The Argentine national colleges aim to complete the young man’s education and prepare him for university. These aims cannot be said to be fully achieved so far, so much so that the title of bachelor has little value and is not always sufficient for enrollment in university faculties; in fact, among these, some consider it insufficient, and others consider it superfluous; the faculties of law, medicine and engineering have instituted an entrance exam; the engineering faculty also admits graduates from the industrial school, the academy of fine arts, etc.; that of philosophy, candidates who have the title of normal professor or distinguished teacher; that of economic sciences, the commercial experts; the faculty of agronomy and veterinary requires a supplementary admission exam. Nonetheless, the national colleges, from their establishment until 1926, have counted 346,527 members. However, the number of pupils who drop out of their studies is enormous: in 1926, out of a total of 14,726 pupils, 1,355 did not finish the course.
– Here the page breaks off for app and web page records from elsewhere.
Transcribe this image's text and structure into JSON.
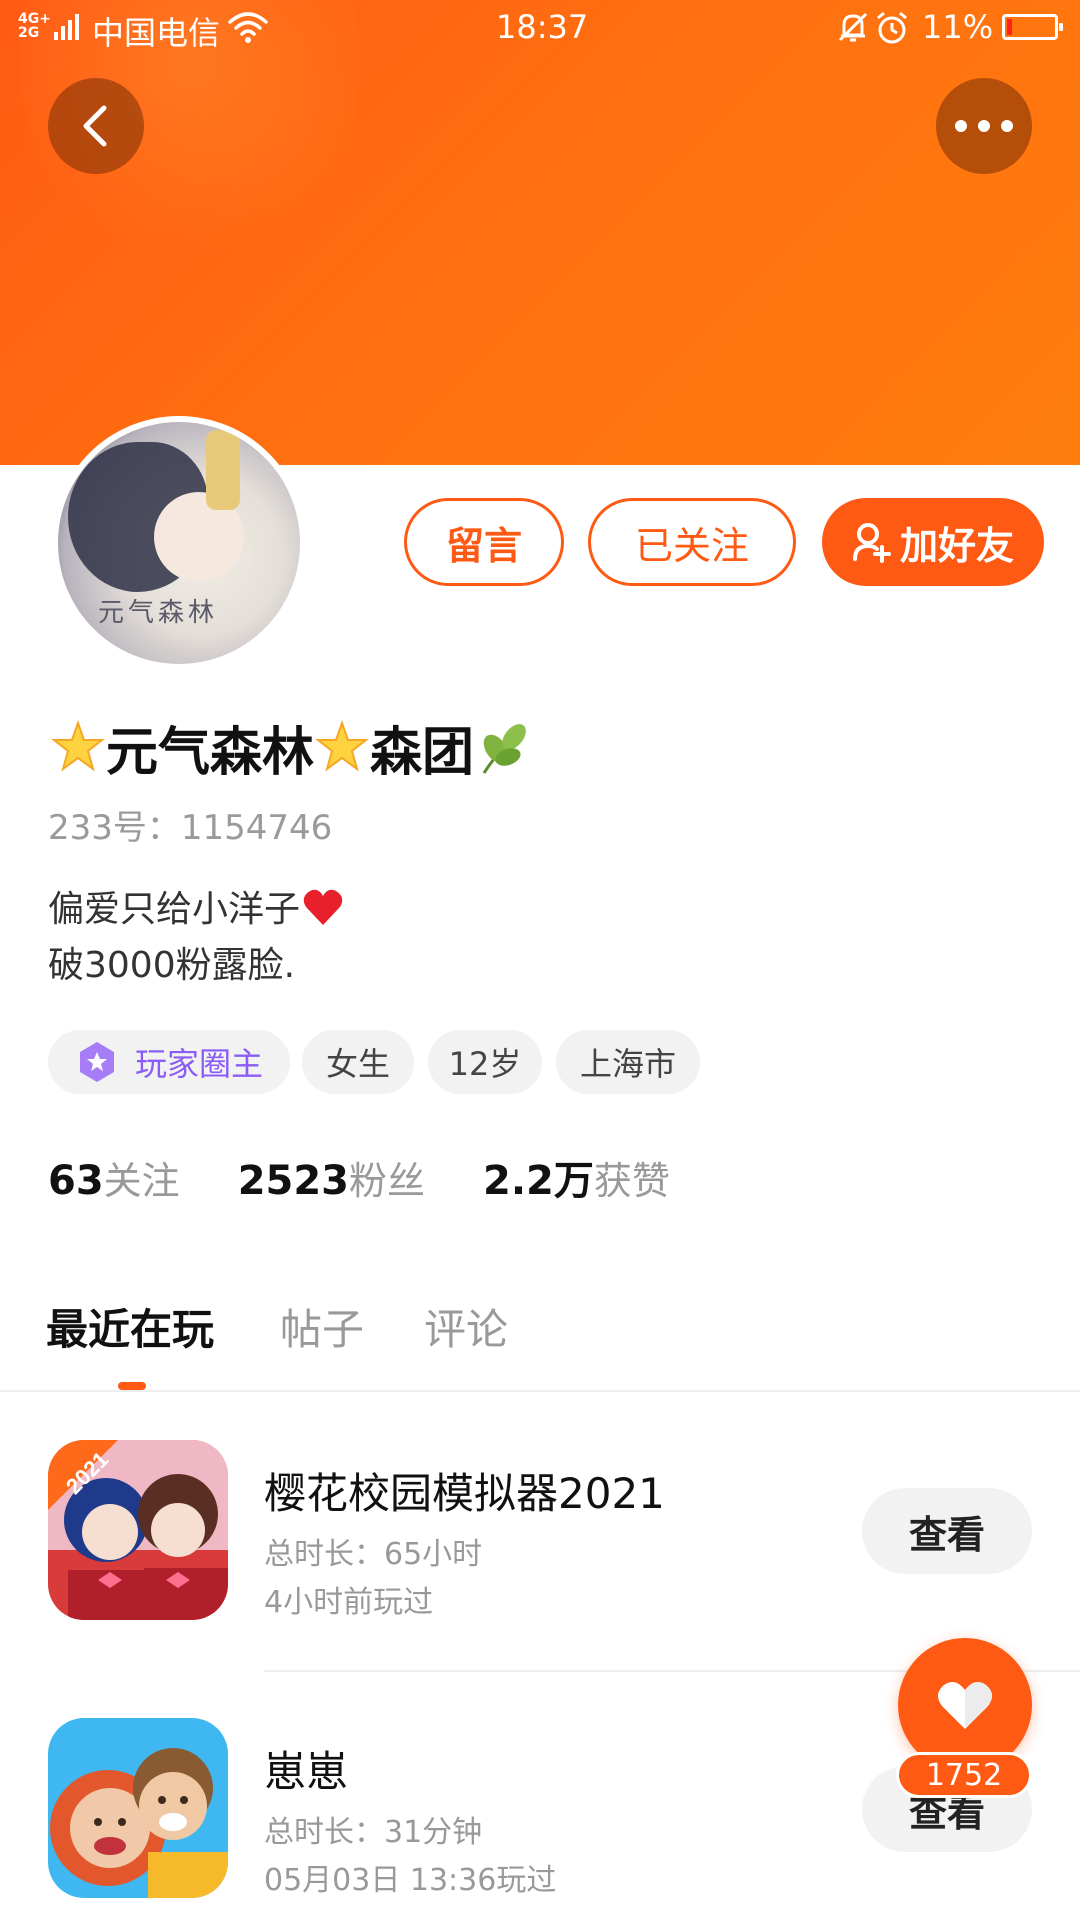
{
  "status_bar": {
    "signal": "4G+\n2G",
    "carrier": "中国电信",
    "time": "18:37",
    "battery": "11%",
    "battery_level": 0.11
  },
  "profile": {
    "name": "元气森林",
    "team": "森团",
    "uid": "233号：1154746",
    "bio_line1": "偏爱只给小洋子",
    "bio_line2": "破3000粉露脸.",
    "avatar_caption": "元气森林"
  },
  "actions": {
    "message": "留言",
    "following": "已关注",
    "add_friend": "加好友"
  },
  "tags": {
    "host": "玩家圈主",
    "gender": "女生",
    "age": "12岁",
    "city": "上海市"
  },
  "stats": {
    "following_num": "63",
    "following_label": "关注",
    "fans_num": "2523",
    "fans_label": "粉丝",
    "likes_num": "2.2万",
    "likes_label": "获赞"
  },
  "tabs": [
    "最近在玩",
    "帖子",
    "评论"
  ],
  "games": [
    {
      "title": "樱花校园模拟器2021",
      "duration": "总时长：65小时",
      "last_played": "4小时前玩过",
      "action": "查看",
      "badge": "2021"
    },
    {
      "title": "崽崽",
      "duration": "总时长：31分钟",
      "last_played": "05月03日 13:36玩过",
      "action": "查看"
    }
  ],
  "like": {
    "count": "1752"
  },
  "colors": {
    "accent": "#ff5a14",
    "host_tag": "#8b5cf6"
  },
  "icons": [
    "back-arrow-icon",
    "more-dots-icon",
    "add-user-icon",
    "star-emoji-icon",
    "leaf-emoji-icon",
    "heart-emoji-icon",
    "star-badge-icon",
    "heart-like-icon"
  ]
}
In 1926 15,111 students enrolled, including 2305 women; the Mariano Moreno national college, in the federal capital, had the largest number of members (1874), while the Trelew college in Patagonia had the least number (47). Each pupil in 1926 cost $ 583.48.
In the national colleges not annexed to the universities, 1972 professors taught, who attended about 92% of the lessons.
Normal education is given in normal schools and is divided into courses for tutors (2 years), teachers (4 years) and professors (7 years). The first qualification qualifies to teach in rural schools, the second applies to elementary schools of all kinds, and the third also gives the faculty to become a teacher or director of a normal school.
There are 86 normal schools, of which 11 in the capital and 22 in the province of Buenos Aires. Of these 10 are for professors, 13 for tutors, the remainder for teachers. Normal schools during 1926 enrolled 13,402 pupils, each costing $ 958.44. 2115 professors taught you.
Attached to the normal schools are elementary training schools, which in 1926 were attended by 29,867 children, assisted by 1283 teachers. Fourteen normal schools have kindergartens, attended by 1362 children, assisted by 52 teachers.
The diplomas issued by normal schools, from 1874 to 1926, were 50,188. In 1926 3174 people obtained the master’s degree, 114 that of professor and 144 that of tutor.
The main institutions of the Argentine school system that impart special education are indicated in the following table, the data of which refer to the year 1926.
Private teaching. – A law of 1878 grants official recognition to private teaching, provided that it is given in accordance with certain provisions concerning the program of studies, exams, professors, hygiene, teaching materials, etc.
The following table gives the figures about the private institutions matched.